Logan isn’t surprised by the query. “It’s a great question and it’s something that’s been brought up to us a lot. There are a lot of artists that you can’t make out the lyrics, and it just drives my parents crazy. When we mix tracks, I have the vocals set to where they’re comfortable for me. A lot of times where I push those vocals up front and yes, they’re clearer and you can understand them, maybe for understanding lyrics it’s better, but for how it’s sonically feeling to me, I always like to tuck that vocal a little bit. It pisses people off, but in one respect it drives people to look at the liner notes and to go through the lyrics, which I dig. We also got heavily into shooting these lyric videos, which seem to be doing quite well online, maybe because you can’t understand what I’m saying [laughs]. One of my favorite records was Pearl Jam’s first record. You couldn’t understand a word Eddie Vedder was singing, yet it was my favorite record of the year! I kind of love that! It may not be technically correct, grammatically correct or whatever, but when I’m mixing and I’m setting the vocals into the track where I’m comfortable with it, it could be a subconscious thing, overall I’m trying to create a sound, and I like to utilize my vocal as an instrument. That’s just what I’m into. It drives some people crazy because they can’t understand the lyrics. Possibly on the second album I might push for a different feel, I’ve been playing around with that, and I’ll see how I feel. I probably could have spent another two months working on the album, but at some point you got to put it out there and let it go.”

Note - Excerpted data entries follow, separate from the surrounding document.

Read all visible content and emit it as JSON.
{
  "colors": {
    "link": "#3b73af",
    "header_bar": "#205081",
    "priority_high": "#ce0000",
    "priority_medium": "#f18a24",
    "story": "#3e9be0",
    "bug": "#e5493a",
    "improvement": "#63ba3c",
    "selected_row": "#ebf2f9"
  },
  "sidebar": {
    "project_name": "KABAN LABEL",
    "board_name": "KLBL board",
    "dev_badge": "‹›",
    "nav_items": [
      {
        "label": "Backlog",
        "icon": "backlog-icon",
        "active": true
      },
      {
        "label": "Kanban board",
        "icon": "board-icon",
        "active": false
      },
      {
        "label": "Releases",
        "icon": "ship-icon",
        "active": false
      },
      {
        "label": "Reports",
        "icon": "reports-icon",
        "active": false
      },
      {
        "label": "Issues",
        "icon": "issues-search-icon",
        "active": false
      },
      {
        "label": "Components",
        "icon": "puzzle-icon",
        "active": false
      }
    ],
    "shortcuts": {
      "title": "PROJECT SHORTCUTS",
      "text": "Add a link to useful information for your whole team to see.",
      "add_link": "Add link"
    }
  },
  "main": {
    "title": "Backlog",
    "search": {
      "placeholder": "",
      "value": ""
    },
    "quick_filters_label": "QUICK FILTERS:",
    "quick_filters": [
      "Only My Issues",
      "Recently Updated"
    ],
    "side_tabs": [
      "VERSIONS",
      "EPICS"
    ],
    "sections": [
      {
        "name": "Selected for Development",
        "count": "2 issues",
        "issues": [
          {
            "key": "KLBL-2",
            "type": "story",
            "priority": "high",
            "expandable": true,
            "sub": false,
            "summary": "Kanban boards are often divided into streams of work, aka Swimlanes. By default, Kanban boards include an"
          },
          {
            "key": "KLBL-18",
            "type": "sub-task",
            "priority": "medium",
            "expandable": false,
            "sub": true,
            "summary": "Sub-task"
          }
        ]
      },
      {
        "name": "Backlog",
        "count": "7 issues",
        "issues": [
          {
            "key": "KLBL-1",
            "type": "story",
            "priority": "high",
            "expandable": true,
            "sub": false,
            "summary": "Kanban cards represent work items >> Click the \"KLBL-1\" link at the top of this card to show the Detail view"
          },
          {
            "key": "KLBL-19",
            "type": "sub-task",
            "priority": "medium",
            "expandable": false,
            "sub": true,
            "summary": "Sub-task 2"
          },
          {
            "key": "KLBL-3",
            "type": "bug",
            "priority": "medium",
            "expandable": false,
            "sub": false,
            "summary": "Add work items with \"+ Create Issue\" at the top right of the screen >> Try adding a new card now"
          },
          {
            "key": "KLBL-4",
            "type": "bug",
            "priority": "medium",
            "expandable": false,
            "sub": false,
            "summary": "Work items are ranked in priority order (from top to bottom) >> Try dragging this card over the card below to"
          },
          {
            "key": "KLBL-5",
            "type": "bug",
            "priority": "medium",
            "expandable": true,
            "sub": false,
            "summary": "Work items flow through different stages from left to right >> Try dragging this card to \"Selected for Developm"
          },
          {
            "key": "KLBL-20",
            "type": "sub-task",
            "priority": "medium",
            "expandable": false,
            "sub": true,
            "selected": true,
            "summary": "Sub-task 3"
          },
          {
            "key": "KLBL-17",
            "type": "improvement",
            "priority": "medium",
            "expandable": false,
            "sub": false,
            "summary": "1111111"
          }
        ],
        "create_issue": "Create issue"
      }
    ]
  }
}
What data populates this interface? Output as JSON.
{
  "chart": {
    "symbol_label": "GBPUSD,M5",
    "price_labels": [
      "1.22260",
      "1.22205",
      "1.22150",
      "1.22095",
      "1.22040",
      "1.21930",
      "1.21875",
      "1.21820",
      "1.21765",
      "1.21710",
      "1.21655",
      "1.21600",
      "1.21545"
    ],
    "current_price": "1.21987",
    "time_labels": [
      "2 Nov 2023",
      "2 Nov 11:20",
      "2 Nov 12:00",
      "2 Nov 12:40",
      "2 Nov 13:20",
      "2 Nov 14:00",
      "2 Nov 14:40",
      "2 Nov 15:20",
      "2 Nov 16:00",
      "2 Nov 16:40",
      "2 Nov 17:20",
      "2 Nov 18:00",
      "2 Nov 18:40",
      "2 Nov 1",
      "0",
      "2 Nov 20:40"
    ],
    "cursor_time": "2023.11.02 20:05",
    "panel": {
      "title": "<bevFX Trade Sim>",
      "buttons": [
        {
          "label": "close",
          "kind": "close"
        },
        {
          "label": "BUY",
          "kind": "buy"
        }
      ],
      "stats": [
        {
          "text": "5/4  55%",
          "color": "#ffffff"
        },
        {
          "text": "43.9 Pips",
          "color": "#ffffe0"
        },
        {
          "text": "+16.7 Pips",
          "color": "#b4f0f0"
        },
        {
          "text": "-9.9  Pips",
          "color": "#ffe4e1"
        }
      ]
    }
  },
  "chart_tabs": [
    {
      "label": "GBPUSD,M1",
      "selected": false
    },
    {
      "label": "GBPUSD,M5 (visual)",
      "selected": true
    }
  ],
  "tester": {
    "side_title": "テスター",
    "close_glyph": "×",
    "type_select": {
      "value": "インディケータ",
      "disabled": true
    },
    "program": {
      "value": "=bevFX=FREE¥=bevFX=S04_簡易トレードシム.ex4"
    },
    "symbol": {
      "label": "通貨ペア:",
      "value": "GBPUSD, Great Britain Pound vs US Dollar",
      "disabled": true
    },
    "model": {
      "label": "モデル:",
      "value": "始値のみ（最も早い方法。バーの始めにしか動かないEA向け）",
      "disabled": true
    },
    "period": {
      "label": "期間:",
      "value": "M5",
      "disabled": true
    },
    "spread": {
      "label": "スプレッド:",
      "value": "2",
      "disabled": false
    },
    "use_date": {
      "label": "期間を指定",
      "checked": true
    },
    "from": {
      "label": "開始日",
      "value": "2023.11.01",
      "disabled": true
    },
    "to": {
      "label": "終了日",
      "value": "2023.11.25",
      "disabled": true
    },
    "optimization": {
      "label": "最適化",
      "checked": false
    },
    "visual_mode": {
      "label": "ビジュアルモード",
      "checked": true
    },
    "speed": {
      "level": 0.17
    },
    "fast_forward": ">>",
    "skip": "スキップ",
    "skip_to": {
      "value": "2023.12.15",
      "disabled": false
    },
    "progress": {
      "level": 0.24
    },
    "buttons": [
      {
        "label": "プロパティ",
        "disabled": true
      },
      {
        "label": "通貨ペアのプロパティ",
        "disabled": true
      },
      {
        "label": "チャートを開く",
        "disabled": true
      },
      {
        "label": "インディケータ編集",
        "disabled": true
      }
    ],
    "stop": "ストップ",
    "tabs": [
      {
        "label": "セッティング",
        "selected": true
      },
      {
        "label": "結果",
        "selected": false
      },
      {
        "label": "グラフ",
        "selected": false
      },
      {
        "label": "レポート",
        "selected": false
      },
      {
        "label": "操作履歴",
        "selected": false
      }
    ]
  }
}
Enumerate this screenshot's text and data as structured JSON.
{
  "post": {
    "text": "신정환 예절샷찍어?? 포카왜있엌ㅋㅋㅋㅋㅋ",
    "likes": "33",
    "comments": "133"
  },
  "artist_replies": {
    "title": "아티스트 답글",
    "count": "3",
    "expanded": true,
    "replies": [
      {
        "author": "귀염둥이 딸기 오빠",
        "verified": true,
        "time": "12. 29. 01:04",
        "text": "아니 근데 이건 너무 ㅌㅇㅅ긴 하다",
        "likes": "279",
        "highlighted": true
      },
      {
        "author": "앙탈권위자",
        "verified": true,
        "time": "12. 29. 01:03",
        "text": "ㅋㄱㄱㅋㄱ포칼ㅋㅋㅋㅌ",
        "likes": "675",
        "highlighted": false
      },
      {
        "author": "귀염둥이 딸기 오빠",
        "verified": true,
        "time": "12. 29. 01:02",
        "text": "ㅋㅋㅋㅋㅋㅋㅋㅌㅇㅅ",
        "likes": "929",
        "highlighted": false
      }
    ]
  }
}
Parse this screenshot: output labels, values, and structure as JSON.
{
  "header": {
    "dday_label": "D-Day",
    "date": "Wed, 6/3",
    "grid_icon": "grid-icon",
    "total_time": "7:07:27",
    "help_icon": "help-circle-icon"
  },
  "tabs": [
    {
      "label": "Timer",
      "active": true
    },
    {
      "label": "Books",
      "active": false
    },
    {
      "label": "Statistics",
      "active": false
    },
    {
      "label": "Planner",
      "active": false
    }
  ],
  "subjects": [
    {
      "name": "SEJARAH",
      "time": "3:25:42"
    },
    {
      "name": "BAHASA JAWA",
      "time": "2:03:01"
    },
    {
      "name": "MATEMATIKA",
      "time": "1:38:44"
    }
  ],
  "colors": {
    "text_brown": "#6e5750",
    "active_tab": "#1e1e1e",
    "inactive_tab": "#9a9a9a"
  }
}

Logan brings the interview full circle by returning to the road he’s currently travelling on. “We’ve learned a lot about being on a tour of this magnitude, about what it takes to put on a production of this size, and we’re gained an incredible amount of exposure. It’s been amazing, it’s been tough, but it’s been awesome at the same time. I just hope that we can continue to push the envelope and grow our fan base. What’s amazing for us is that we’re able to create music full-time, it’s a dream come true. It’s why we got involved in music, it’s what drives me every day. I didn’t get into this business to make millions of dollars, I got in to do what I love so much, which is write music, create music and perform music. We’re being allowed do that in front of these huge crowds at these monumental arenas. It’s been a dream come true, and I just hope it continues for The Raskins.”